So I worked as a teacher, so I came quite late to teaching. I was 42 when I started, uh, and we already had a family, so my kids were all at school when I started teaching and I loved it. I gave it everything I had. I was only working part time to start and I had eight grades of prep, teaching, performing and visual arts. So it was abit like Groundhog day that first year, on repeat. But I just, I loved it.
But over time I think what happened for me was the expectations of the role started to shift and things that I did out of generosity and because I loved doing it, became expected. So I've been reading Brene Brown's book, Rising Strong, which I highly recommend. And she talks about living a big life, of boundary, integrity, and generosity. And I didn't know what was happening at the time, but now in hindsight, having read that I can see that I wasn't setting enough boundaries and holding them with integrity. Or at least I wasn't being allowed to. So the things that I did out of generosity suddenly became the expectation and weren't fun anymore. It just was part of the grind.
And eventually, I got to the point where I just would wake up in the morning and not want to put my feet on the ground. And when I got to the point where on the last day of school for the year, at the start of the summer holidays, I was already dreading the first day back, six weeks later, it's not good.
I personally felt that it wasn't good to show up in front of a classroom full of kids who were bright eyed and bushy tailed and already feeling like I just don't want to be there on the first day. I just didn't sit well with me to show up like that. And so I thought it was better to work out a way to get out. So that's how I started doing the Masters. And then from that, we did a bit of coaching in there and I loved that so I did the coaching qualification, uh, and I already had a business from before, but I kind of ramped it up again and started doing coaching.
And I've created a space for my clients too. So when they look at, in my background, I've got plants and pictures on the wall, and it's a really lovely sort of open creative space where we get to co-create that future and it's calming.

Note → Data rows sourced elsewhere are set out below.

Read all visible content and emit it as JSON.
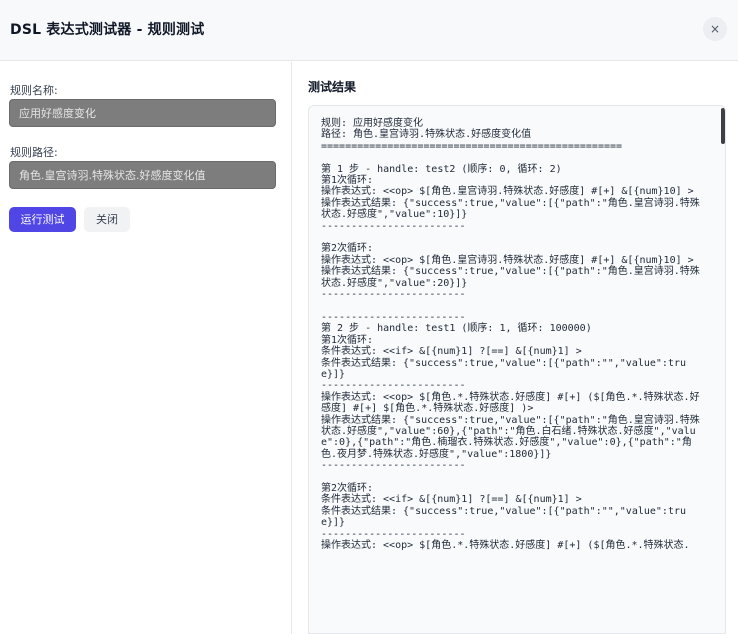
{
  "header": {
    "title": "DSL 表达式测试器 - 规则测试",
    "close_glyph": "×"
  },
  "form": {
    "name_label": "规则名称:",
    "name_value": "应用好感度变化",
    "path_label": "规则路径:",
    "path_value": "角色.皇宫诗羽.特殊状态.好感度变化值",
    "run_label": "运行测试",
    "close_label": "关闭"
  },
  "results": {
    "title": "测试结果",
    "lines": [
      "规则: 应用好感度变化",
      "路径: 角色.皇宫诗羽.特殊状态.好感度变化值",
      "==================================================",
      "",
      "第 1 步 - handle: test2 (顺序: 0, 循环: 2)",
      "第1次循环:",
      "操作表达式: <<op> $[角色.皇宫诗羽.特殊状态.好感度] #[+] &[{num}10] >",
      "操作表达式结果: {\"success\":true,\"value\":[{\"path\":\"角色.皇宫诗羽.特殊状态.好感度\",\"value\":10}]}",
      "------------------------",
      "",
      "第2次循环:",
      "操作表达式: <<op> $[角色.皇宫诗羽.特殊状态.好感度] #[+] &[{num}10] >",
      "操作表达式结果: {\"success\":true,\"value\":[{\"path\":\"角色.皇宫诗羽.特殊状态.好感度\",\"value\":20}]}",
      "------------------------",
      "",
      "------------------------",
      "第 2 步 - handle: test1 (顺序: 1, 循环: 100000)",
      "第1次循环:",
      "条件表达式: <<if> &[{num}1] ?[==] &[{num}1] >",
      "条件表达式结果: {\"success\":true,\"value\":[{\"path\":\"\",\"value\":true}]}",
      "------------------------",
      "操作表达式: <<op> $[角色.*.特殊状态.好感度] #[+] ($[角色.*.特殊状态.好感度] #[+] $[角色.*.特殊状态.好感度] )>",
      "操作表达式结果: {\"success\":true,\"value\":[{\"path\":\"角色.皇宫诗羽.特殊状态.好感度\",\"value\":60},{\"path\":\"角色.白石绪.特殊状态.好感度\",\"value\":0},{\"path\":\"角色.楠瑠衣.特殊状态.好感度\",\"value\":0},{\"path\":\"角色.夜月梦.特殊状态.好感度\",\"value\":1800}]}",
      "------------------------",
      "",
      "第2次循环:",
      "条件表达式: <<if> &[{num}1] ?[==] &[{num}1] >",
      "条件表达式结果: {\"success\":true,\"value\":[{\"path\":\"\",\"value\":true}]}",
      "------------------------",
      "操作表达式: <<op> $[角色.*.特殊状态.好感度] #[+] ($[角色.*.特殊状态."
    ]
  }
}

You know, a lot of people get innovation confused and you know, innovation doesn't, it's not about finding something that's never, ever been done before. It's innovating your sector doing something differently. And in fact, often as I said earlier, the familiar is easier to market as well. So if you go and I've been down this road, let me tell you where you've got something that's so obscure that you know is a really, really good idea and it may well be, but innovation is only when someone starts buying it and they totally get into it. But you've got to start with baby steps and get your idea. And first separate yourself, get out whatever industry you're out doing now.